JCU Student Giggs Kgole

JCU Student Giggs Kgole

Born in Tembisa and raised in Limpopo (South Africa), Giggs started making clay sculptures as a child. “Most children didn’t have toys to play with, so instead I created them from mud collected from the river. I taught myself how to create toys and abstract objects,” said Giggs, who discovered brushes and acrylic paints in school, and considers himself to be a self-taught artist. After graduating from high school, the prestigious St Johns College in Houghton (Johannesburg) for which he won a scholarship, Giggs was an intern for William Kentridge, a South African artist best known for his prints, drawings, and animated films.

“My works are an exposition of the interplay between the people living in rural Limpopo and the world which they inhabit. I tell vivid human stories about the experiences of people from Limpopo. My work tells tales of struggle, of abandonment, of promises broken and dreams deferred. They speak of resilience in the face of everyday injustice, of resistance through the simple act of living” said Giggs. Giggs’ favorite artist is Jean-Michel Basquiat, an American artist and poet whose drawings and paintings featured direct references to racism, slavery, and the street scene of 1980s New York. “I completely respect his passion and spiritual approach to his works” said Giggs.

Giggs’ works vary in material and medium, as he explores different ways to communicate stories. “My work is characterized by the use of ‘Anaglyphs.’ Two versions of my composite photographic images are printed in different colors (typically blue and red) onto canvas.
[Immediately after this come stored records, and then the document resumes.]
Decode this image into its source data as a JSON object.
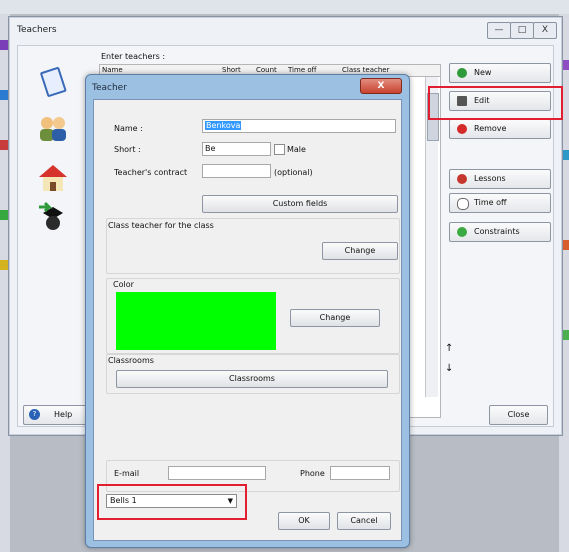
{
  "outer_window": {
    "title": "Teachers",
    "minimize": "—",
    "maximize": "□",
    "close": "X",
    "enter_label": "Enter teachers :",
    "columns": [
      "Name",
      "Short",
      "Count",
      "Time off",
      "Class teacher"
    ],
    "buttons": {
      "new": "New",
      "edit": "Edit",
      "remove": "Remove",
      "lessons": "Lessons",
      "time_off": "Time off",
      "constraints": "Constraints",
      "help": "Help",
      "close": "Close"
    },
    "arrow_up": "↑",
    "arrow_down": "↓"
  },
  "teacher_dialog": {
    "title": "Teacher",
    "close": "X",
    "name_label": "Name :",
    "name_value": "Benkova",
    "short_label": "Short :",
    "short_value": "Be",
    "male_label": "Male",
    "contract_label": "Teacher's contract",
    "optional_text": "(optional)",
    "custom_fields_button": "Custom fields",
    "class_teacher_label": "Class teacher for the class",
    "change_button": "Change",
    "color_label": "Color",
    "color_change_button": "Change",
    "color_value": "#00ff00",
    "classrooms_label": "Classrooms",
    "classrooms_button": "Classrooms",
    "email_label": "E-mail",
    "phone_label": "Phone",
    "bells_value": "Bells 1",
    "ok_button": "OK",
    "cancel_button": "Cancel"
  },
  "colors": {
    "highlight": "#e11f30",
    "accent": "#3399ff"
  }
}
Next, I apply collage and paint to the printed work. The viewer is then asked to look at the work through 3D glasses, thus creating a dramatic effect” explained Giggs.
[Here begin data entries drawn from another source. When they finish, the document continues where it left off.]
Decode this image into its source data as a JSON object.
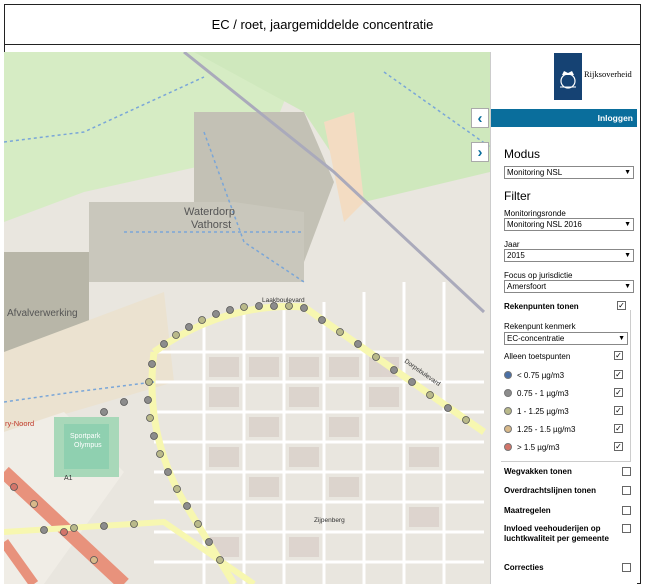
{
  "title": "EC / roet, jaargemiddelde concentratie",
  "brand": "Rijksoverheid",
  "login_label": "Inloggen",
  "modus": {
    "heading": "Modus",
    "value": "Monitoring NSL"
  },
  "filter": {
    "heading": "Filter",
    "monitoringsronde_label": "Monitoringsronde",
    "monitoringsronde_value": "Monitoring NSL 2016",
    "jaar_label": "Jaar",
    "jaar_value": "2015",
    "focus_label": "Focus op jurisdictie",
    "focus_value": "Amersfoort"
  },
  "rekenpunten": {
    "label": "Rekenpunten tonen",
    "kenmerk_label": "Rekenpunt kenmerk",
    "kenmerk_value": "EC-concentratie",
    "alleen_label": "Alleen toetspunten",
    "classes": [
      {
        "label": "< 0.75 µg/m3",
        "color": "#4a6fa5"
      },
      {
        "label": "0.75 - 1 µg/m3",
        "color": "#8c8c8c"
      },
      {
        "label": "1 - 1.25 µg/m3",
        "color": "#b9b98a"
      },
      {
        "label": "1.25 - 1.5 µg/m3",
        "color": "#d8b98a"
      },
      {
        "label": "> 1.5 µg/m3",
        "color": "#d2756a"
      }
    ]
  },
  "layers": [
    "Wegvakken tonen",
    "Overdrachtslijnen tonen",
    "Maatregelen",
    "Invloed veehouderijen op luchtkwaliteit per gemeente",
    "Correcties"
  ],
  "map_labels": {
    "waterdorp": "Waterdorp",
    "vathorst": "Vathorst",
    "afvalverwerking": "Afvalverwerking",
    "sportpark": "Sportpark",
    "olympus": "Olympus",
    "ry_noord": "ry-Noord",
    "a1": "A1",
    "laakboulevard": "Laakboulevard",
    "zijpenberg": "Zijpenberg",
    "dorpsbulevard": "Dorpsbulevard"
  },
  "icons": {
    "collapse_left": "chevron-left-icon",
    "collapse_right": "chevron-right-icon"
  }
}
In 2016, when he was 19 years old, Giggs’ work was selected for the Sasol New Signature Top 100, an art competition sponsored by Sasol, an international integrated chemicals and energy company based in Johannesburg. The competition promotes emerging artists and their work, and Giggs was able to showcase his art in his first professional exhibition at the Pretoria Art Museum. Giggs also exhibited his work in a solo show at the Everard Read Gallery in Johannesburg, Africa’s oldest commercial art gallery, established in 1913. He showcased his work in Rome and has an upcoming exhibition called Divine in London and Cannes, France. Giggs will also have a big solo exhibition in Monaco, France, during the Grand Prix in 2020.

A John Cabot Presidential Scholarship, which covers his full tuition, brought Giggs to Rome in 2017. While in Rome, he held an exhibition where half of his body of work was bought by former South African ambassador to Rome, Nomathemba Tambo. In late 2018, Giggs co-opened the Gaslamp Gallery with Oscar Noriega, another JCU student, in the Maboneng Precint of Johannesburg to showcase young, local talent and sell their work, thus becoming one of the youngest gallery owners in South Africa.

Giggs is currently completing a six-month artist residency in Vallauris, in the south of France, with Undiscovered Canvas, which organizes exhibitions for African visual artists in France and in South Africa, in partnership with Mekanova, a Cannes based contemporary ceramic tableware boutique with an art exhibition space. Giggs aims at becoming one of Africa’s leading artists by the time he turns 30, and he hopes to build an art center to help young artists in Limpopo, the village where he was raised.

To aspiring artists, Giggs says that “Life is Art. You need to really sit down and discover who you really are, and be brave enough to show that to the world.”